Instructions for the task
In the entries below, find the string "icon" and return each line holding it.

[[ Data records, beginning ]]

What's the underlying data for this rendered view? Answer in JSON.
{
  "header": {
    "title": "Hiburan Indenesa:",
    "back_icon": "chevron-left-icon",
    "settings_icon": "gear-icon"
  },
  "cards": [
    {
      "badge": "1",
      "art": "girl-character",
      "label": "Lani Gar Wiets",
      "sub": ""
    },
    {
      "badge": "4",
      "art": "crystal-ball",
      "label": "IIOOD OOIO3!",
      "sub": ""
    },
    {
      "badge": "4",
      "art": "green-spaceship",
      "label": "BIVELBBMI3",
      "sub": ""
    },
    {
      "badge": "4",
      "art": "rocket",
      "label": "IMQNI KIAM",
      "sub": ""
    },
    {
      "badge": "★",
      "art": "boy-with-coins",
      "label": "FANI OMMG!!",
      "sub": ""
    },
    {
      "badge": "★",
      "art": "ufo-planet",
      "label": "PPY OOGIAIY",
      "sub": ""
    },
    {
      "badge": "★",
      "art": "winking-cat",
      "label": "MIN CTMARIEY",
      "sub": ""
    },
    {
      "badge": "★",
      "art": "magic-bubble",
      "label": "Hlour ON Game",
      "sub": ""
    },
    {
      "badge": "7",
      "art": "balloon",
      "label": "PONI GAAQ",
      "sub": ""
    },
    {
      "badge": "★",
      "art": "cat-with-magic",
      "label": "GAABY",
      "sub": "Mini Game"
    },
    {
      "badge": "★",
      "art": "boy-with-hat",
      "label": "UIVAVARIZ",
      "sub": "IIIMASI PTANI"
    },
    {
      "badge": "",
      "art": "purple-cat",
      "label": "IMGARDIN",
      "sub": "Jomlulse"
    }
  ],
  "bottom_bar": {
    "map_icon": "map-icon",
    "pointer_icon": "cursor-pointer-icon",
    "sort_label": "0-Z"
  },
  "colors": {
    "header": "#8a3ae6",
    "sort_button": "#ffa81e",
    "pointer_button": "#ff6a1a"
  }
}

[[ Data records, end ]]

Task answer
    "back_icon": "chevron-left-icon",
    "settings_icon": "gear-icon"
    "map_icon": "map-icon",
    "pointer_icon": "cursor-pointer-icon",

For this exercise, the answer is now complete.